At the same time, the northern portion of the county was feeling pressure from the east. The city of Portsmouth was eyeing land in the Bennett’s Creek area.

“They needed more territory, because they needed more businesses,” Damiani said.

Mangum said the county saw the two localities inching in and wanted to avoid losing the land.

“We found the proper thing to do was to jump through the hoops to become a city,” he said.

At the time, annexation laws did not allow a city to take possession of another city, so the county could dodge the pursuits by Suffolk and Portsmouth by making itself a city.

In 1972, the city of Nansemond was born.

Mangum said Portsmouth gave up its quest, but Suffolk was already in court pursuing annexation.

As the same time Nansemond was trying to become a city, Suffolk was telling a special three-judge panel why it needed extra land.

Suffolk officials said the city was like the hole of a doughnut and had nowhere to go, Damiani recalled.

But the judges weren’t convinced, saying there had to be a better solution. They gave the two localities 45 days to craft an agreement that would consolidate the cities.

With tons of work to do and only about a month to do it, 40 citizens — half from each locality — maneuvered toward a compromise.

“We worked around the clock every night,” Damiani said. “It was intensive, but we did it with the intentions of doing something.”

But there was a lot to work out before the cities could become one. Finances were a big issue for the group, because Nansemond had a surplus, while Suffolk had debt. Mangum said Nansemond residents weren’t interested in paying off Suffolk’s creditors.

To fix the problem, the group developed taxing districts, where residents would only pay for the services they received.

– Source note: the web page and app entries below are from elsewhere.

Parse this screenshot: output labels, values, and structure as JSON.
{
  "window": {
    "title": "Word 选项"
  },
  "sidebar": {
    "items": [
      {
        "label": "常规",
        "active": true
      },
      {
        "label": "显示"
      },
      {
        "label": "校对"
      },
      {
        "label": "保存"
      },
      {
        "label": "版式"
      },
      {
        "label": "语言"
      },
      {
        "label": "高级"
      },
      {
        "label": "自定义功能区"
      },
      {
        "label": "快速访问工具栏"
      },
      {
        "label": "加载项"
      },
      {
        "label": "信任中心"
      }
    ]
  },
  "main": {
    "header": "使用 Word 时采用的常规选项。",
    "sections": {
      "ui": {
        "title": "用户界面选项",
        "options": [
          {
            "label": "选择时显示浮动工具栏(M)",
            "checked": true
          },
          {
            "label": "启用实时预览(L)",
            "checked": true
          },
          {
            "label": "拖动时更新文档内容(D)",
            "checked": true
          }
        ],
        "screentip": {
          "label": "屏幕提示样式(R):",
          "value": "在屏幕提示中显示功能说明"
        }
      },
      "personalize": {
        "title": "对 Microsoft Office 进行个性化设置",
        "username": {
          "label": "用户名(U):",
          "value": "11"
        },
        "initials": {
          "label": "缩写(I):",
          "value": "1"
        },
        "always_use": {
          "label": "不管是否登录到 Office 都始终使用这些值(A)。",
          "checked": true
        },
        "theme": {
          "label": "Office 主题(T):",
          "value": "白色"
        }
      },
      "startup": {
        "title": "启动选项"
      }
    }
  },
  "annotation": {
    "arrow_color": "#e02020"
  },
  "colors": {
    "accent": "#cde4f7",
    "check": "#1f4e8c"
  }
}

Other issues the group ran into were combining the schools, building a joint budget and creating better infrastructure in Nansemond.

“I think we did a good job coming together and working through it,” Mangum said. “We worked out how we were going to handle all of these specific things.”

By August 1972, an agreement was reached.

But there was one more group that had to approve it — the voters. If the referendum didn’t pass in either Nansemond or Suffolk, it wouldn’t happen.

That November, voters in both localities passed the referendum by a significant margin, in the same election in which voters nationwide re-elected Richard Nixon over contender George McGovern.

Only one voting precinct, Ebenezer, objected to the merger.

A little more than a year later, the cities officially merged at the stroke of midnight on Jan. 1, 1974.

The city of Suffolk went from taking up two square miles in Virginia to being the fourth largest city geographically in the nation at the time. Its population increased fivefold, from 9,000 to 45,000.

The short-lived city of Nansemond faded away, and the Suffolk that exists today came into being.

The transitions between the two cities are not seamless, but with each year that passes, they fade a little bit more into the landscape of a single municipality, Virginia’s largest city by geography.